◆ Provided data:
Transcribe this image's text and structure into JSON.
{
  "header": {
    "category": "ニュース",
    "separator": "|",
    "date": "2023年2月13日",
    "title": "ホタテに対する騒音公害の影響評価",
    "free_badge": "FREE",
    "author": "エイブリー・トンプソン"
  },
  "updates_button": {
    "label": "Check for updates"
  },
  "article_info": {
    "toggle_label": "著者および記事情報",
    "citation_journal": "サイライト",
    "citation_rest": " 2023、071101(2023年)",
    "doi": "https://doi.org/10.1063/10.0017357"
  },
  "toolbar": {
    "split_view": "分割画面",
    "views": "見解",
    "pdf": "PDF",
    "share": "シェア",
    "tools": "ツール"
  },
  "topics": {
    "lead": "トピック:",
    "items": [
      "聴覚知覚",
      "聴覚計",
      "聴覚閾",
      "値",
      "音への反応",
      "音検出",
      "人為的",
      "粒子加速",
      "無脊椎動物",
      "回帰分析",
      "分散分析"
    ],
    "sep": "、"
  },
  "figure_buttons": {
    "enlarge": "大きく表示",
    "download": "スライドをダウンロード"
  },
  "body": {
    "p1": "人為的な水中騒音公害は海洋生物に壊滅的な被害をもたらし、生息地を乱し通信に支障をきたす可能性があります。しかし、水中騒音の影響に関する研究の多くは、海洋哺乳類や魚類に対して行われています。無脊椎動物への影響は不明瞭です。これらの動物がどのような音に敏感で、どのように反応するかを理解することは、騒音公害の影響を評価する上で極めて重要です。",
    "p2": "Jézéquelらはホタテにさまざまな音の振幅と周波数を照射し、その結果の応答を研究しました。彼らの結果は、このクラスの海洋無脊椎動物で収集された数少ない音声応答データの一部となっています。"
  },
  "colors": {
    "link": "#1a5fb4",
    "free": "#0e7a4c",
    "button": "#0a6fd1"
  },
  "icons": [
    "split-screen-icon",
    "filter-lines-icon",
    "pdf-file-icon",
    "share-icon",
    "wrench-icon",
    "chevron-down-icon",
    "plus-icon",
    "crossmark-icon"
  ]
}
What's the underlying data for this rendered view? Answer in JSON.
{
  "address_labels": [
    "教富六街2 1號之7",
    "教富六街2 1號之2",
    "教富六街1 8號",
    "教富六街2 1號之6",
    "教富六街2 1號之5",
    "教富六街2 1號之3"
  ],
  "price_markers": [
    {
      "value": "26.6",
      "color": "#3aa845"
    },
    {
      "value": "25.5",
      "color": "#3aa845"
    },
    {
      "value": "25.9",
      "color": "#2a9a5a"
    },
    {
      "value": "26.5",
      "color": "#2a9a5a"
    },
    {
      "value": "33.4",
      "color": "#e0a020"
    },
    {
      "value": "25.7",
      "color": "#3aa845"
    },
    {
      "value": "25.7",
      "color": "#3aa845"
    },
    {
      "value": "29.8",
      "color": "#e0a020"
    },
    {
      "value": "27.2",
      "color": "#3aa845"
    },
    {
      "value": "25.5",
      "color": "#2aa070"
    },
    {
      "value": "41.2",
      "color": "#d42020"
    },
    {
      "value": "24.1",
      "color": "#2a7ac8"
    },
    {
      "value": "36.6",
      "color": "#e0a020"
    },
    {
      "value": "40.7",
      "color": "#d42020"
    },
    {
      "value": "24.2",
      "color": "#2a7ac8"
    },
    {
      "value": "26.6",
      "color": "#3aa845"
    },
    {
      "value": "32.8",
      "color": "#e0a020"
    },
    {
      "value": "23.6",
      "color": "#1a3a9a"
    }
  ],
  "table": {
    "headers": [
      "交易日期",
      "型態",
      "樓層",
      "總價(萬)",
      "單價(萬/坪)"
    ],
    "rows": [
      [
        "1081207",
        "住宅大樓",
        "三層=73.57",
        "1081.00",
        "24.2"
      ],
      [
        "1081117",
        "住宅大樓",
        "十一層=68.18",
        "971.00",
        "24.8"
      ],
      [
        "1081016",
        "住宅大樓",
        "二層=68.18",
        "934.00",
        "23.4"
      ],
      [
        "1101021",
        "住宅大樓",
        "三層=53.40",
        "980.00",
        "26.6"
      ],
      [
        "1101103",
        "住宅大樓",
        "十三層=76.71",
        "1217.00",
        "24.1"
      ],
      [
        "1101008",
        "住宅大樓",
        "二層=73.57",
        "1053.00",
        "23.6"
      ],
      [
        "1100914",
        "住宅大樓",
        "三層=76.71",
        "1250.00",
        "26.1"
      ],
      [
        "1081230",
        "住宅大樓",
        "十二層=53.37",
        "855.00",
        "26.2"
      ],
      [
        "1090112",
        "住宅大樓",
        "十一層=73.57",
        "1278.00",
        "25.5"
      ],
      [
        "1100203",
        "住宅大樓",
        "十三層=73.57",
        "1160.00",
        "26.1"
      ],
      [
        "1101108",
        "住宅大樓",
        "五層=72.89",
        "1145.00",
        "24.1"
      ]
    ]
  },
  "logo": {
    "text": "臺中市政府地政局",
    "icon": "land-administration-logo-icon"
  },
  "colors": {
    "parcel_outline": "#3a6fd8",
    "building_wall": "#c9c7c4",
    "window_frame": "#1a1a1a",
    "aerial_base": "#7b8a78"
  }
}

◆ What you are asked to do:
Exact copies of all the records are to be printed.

◆ Answer box:
Transcribe this image's text and structure into JSON.
{
  "header": {
    "category": "ニュース",
    "separator": "|",
    "date": "2023年2月13日",
    "title": "ホタテに対する騒音公害の影響評価",
    "free_badge": "FREE",
    "author": "エイブリー・トンプソン"
  },
  "updates_button": {
    "label": "Check for updates"
  },
  "article_info": {
    "toggle_label": "著者および記事情報",
    "citation_journal": "サイライト",
    "citation_rest": " 2023、071101(2023年)",
    "doi": "https://doi.org/10.1063/10.0017357"
  },
  "toolbar": {
    "split_view": "分割画面",
    "views": "見解",
    "pdf": "PDF",
    "share": "シェア",
    "tools": "ツール"
  },
  "topics": {
    "lead": "トピック:",
    "items": [
      "聴覚知覚",
      "聴覚計",
      "聴覚閾",
      "値",
      "音への反応",
      "音検出",
      "人為的",
      "粒子加速",
      "無脊椎動物",
      "回帰分析",
      "分散分析"
    ],
    "sep": "、"
  },
  "figure_buttons": {
    "enlarge": "大きく表示",
    "download": "スライドをダウンロード"
  },
  "body": {
    "p1": "人為的な水中騒音公害は海洋生物に壊滅的な被害をもたらし、生息地を乱し通信に支障をきたす可能性があります。しかし、水中騒音の影響に関する研究の多くは、海洋哺乳類や魚類に対して行われています。無脊椎動物への影響は不明瞭です。これらの動物がどのような音に敏感で、どのように反応するかを理解することは、騒音公害の影響を評価する上で極めて重要です。",
    "p2": "Jézéquelらはホタテにさまざまな音の振幅と周波数を照射し、その結果の応答を研究しました。彼らの結果は、このクラスの海洋無脊椎動物で収集された数少ない音声応答データの一部となっています。"
  },
  "colors": {
    "link": "#1a5fb4",
    "free": "#0e7a4c",
    "button": "#0a6fd1"
  },
  "icons": [
    "split-screen-icon",
    "filter-lines-icon",
    "pdf-file-icon",
    "share-icon",
    "wrench-icon",
    "chevron-down-icon",
    "plus-icon",
    "crossmark-icon"
  ]
}
What's the underlying data for this rendered view? Answer in JSON.
{
  "address_labels": [
    "教富六街2 1號之7",
    "教富六街2 1號之2",
    "教富六街1 8號",
    "教富六街2 1號之6",
    "教富六街2 1號之5",
    "教富六街2 1號之3"
  ],
  "price_markers": [
    {
      "value": "26.6",
      "color": "#3aa845"
    },
    {
      "value": "25.5",
      "color": "#3aa845"
    },
    {
      "value": "25.9",
      "color": "#2a9a5a"
    },
    {
      "value": "26.5",
      "color": "#2a9a5a"
    },
    {
      "value": "33.4",
      "color": "#e0a020"
    },
    {
      "value": "25.7",
      "color": "#3aa845"
    },
    {
      "value": "25.7",
      "color": "#3aa845"
    },
    {
      "value": "29.8",
      "color": "#e0a020"
    },
    {
      "value": "27.2",
      "color": "#3aa845"
    },
    {
      "value": "25.5",
      "color": "#2aa070"
    },
    {
      "value": "41.2",
      "color": "#d42020"
    },
    {
      "value": "24.1",
      "color": "#2a7ac8"
    },
    {
      "value": "36.6",
      "color": "#e0a020"
    },
    {
      "value": "40.7",
      "color": "#d42020"
    },
    {
      "value": "24.2",
      "color": "#2a7ac8"
    },
    {
      "value": "26.6",
      "color": "#3aa845"
    },
    {
      "value": "32.8",
      "color": "#e0a020"
    },
    {
      "value": "23.6",
      "color": "#1a3a9a"
    }
  ],
  "table": {
    "headers": [
      "交易日期",
      "型態",
      "樓層",
      "總價(萬)",
      "單價(萬/坪)"
    ],
    "rows": [
      [
        "1081207",
        "住宅大樓",
        "三層=73.57",
        "1081.00",
        "24.2"
      ],
      [
        "1081117",
        "住宅大樓",
        "十一層=68.18",
        "971.00",
        "24.8"
      ],
      [
        "1081016",
        "住宅大樓",
        "二層=68.18",
        "934.00",
        "23.4"
      ],
      [
        "1101021",
        "住宅大樓",
        "三層=53.40",
        "980.00",
        "26.6"
      ],
      [
        "1101103",
        "住宅大樓",
        "十三層=76.71",
        "1217.00",
        "24.1"
      ],
      [
        "1101008",
        "住宅大樓",
        "二層=73.57",
        "1053.00",
        "23.6"
      ],
      [
        "1100914",
        "住宅大樓",
        "三層=76.71",
        "1250.00",
        "26.1"
      ],
      [
        "1081230",
        "住宅大樓",
        "十二層=53.37",
        "855.00",
        "26.2"
      ],
      [
        "1090112",
        "住宅大樓",
        "十一層=73.57",
        "1278.00",
        "25.5"
      ],
      [
        "1100203",
        "住宅大樓",
        "十三層=73.57",
        "1160.00",
        "26.1"
      ],
      [
        "1101108",
        "住宅大樓",
        "五層=72.89",
        "1145.00",
        "24.1"
      ]
    ]
  },
  "logo": {
    "text": "臺中市政府地政局",
    "icon": "land-administration-logo-icon"
  },
  "colors": {
    "parcel_outline": "#3a6fd8",
    "building_wall": "#c9c7c4",
    "window_frame": "#1a1a1a",
    "aerial_base": "#7b8a78"
  }
}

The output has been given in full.